── Supplied data

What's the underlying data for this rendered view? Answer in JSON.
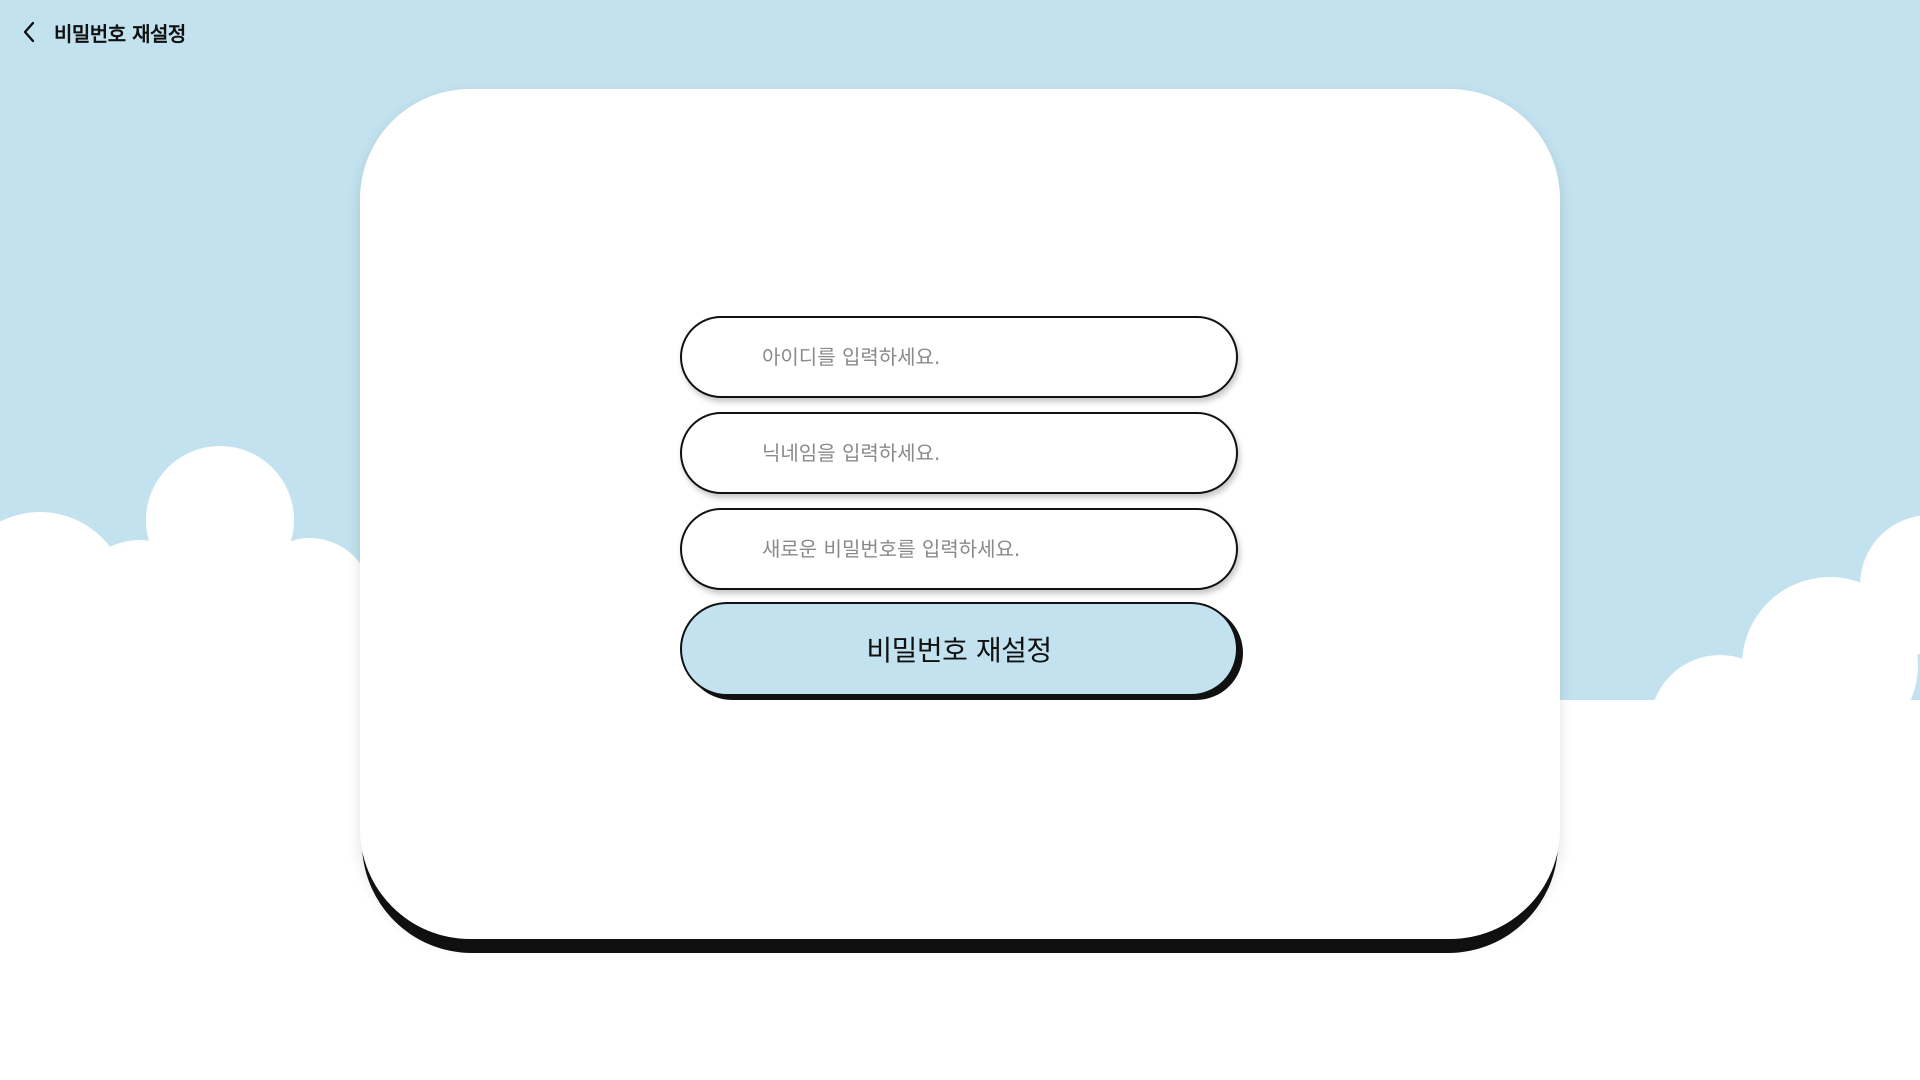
{
  "header": {
    "back_icon": "chevron-left-icon",
    "title": "비밀번호 재설정"
  },
  "form": {
    "id_placeholder": "아이디를 입력하세요.",
    "nickname_placeholder": "닉네임을 입력하세요.",
    "new_password_placeholder": "새로운 비밀번호를 입력하세요.",
    "submit_label": "비밀번호 재설정"
  },
  "colors": {
    "sky": "#c2e2ef",
    "card": "#ffffff",
    "outline": "#111111"
  }
}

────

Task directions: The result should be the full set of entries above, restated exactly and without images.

Solution for this task:
What's the underlying data for this rendered view? Answer in JSON.
{
  "header": {
    "back_icon": "chevron-left-icon",
    "title": "비밀번호 재설정"
  },
  "form": {
    "id_placeholder": "아이디를 입력하세요.",
    "nickname_placeholder": "닉네임을 입력하세요.",
    "new_password_placeholder": "새로운 비밀번호를 입력하세요.",
    "submit_label": "비밀번호 재설정"
  },
  "colors": {
    "sky": "#c2e2ef",
    "card": "#ffffff",
    "outline": "#111111"
  }
}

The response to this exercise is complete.